» **MATERIAL SUPPLIED**
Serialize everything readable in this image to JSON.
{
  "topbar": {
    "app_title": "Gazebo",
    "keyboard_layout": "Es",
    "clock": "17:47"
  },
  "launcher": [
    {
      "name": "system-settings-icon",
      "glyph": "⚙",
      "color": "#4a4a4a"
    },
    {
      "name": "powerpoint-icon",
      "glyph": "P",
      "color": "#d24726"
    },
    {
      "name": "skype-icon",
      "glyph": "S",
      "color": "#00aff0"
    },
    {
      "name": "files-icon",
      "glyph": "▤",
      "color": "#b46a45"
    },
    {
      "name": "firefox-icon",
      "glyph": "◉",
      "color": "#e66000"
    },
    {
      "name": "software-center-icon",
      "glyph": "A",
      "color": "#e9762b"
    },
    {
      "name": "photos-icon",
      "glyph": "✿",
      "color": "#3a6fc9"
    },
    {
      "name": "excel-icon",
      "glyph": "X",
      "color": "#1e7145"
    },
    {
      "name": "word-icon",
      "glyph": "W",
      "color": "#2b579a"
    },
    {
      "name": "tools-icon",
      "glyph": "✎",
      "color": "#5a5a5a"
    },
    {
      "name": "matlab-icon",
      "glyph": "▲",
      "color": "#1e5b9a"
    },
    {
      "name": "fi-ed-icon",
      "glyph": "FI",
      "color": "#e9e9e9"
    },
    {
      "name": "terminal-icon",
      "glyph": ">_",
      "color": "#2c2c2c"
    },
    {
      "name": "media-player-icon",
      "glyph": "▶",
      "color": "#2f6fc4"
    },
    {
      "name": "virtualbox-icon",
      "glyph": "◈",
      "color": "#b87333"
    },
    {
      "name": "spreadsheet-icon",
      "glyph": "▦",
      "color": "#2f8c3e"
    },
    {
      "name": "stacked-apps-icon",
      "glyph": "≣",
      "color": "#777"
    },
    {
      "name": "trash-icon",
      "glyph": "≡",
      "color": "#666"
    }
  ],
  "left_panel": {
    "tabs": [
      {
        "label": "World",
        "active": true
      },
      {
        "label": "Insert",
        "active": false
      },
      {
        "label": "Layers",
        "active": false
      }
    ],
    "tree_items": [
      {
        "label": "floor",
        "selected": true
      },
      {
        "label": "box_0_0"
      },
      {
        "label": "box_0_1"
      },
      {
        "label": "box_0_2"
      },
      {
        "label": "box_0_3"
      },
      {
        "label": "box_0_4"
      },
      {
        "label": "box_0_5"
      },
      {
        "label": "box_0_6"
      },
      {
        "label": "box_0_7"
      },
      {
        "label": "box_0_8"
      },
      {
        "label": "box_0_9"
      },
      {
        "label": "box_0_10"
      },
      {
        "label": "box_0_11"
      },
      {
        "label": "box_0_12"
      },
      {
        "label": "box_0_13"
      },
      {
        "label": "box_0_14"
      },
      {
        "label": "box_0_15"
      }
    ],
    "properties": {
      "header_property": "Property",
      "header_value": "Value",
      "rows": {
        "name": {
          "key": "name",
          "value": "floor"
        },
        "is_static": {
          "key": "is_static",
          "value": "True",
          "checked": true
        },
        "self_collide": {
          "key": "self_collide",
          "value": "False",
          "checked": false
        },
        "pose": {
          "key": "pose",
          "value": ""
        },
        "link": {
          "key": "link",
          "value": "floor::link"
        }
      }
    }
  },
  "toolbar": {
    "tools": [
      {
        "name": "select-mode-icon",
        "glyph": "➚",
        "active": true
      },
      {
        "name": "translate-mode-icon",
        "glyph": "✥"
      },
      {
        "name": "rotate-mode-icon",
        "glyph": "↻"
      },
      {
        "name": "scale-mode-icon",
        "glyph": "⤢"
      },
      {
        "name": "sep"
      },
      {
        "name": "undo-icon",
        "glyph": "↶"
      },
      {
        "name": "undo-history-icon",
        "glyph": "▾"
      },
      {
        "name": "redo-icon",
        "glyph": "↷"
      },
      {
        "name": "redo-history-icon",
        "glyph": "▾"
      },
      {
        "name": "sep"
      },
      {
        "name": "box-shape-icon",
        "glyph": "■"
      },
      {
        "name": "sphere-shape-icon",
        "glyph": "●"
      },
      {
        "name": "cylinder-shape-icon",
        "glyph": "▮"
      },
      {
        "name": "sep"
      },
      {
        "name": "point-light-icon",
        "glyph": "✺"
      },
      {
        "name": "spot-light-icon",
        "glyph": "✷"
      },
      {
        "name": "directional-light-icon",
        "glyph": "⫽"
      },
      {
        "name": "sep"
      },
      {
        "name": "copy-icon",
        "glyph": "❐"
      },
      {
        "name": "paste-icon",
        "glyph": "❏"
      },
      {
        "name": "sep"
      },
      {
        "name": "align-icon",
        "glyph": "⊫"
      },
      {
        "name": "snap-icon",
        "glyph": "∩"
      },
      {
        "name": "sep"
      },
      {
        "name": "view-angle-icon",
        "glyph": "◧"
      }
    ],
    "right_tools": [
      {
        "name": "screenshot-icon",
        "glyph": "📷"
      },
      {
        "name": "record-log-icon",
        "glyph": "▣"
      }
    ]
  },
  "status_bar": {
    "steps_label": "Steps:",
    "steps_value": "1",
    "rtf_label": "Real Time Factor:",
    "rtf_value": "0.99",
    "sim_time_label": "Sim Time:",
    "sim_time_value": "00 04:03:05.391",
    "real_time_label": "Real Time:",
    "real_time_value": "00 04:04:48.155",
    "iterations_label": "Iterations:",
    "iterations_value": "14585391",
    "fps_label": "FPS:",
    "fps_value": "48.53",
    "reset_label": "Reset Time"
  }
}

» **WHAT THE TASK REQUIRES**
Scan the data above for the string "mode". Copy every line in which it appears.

» **ANSWER BELOW**
        "name": "select-mode-icon",
        "name": "translate-mode-icon",
        "name": "rotate-mode-icon",
        "name": "scale-mode-icon",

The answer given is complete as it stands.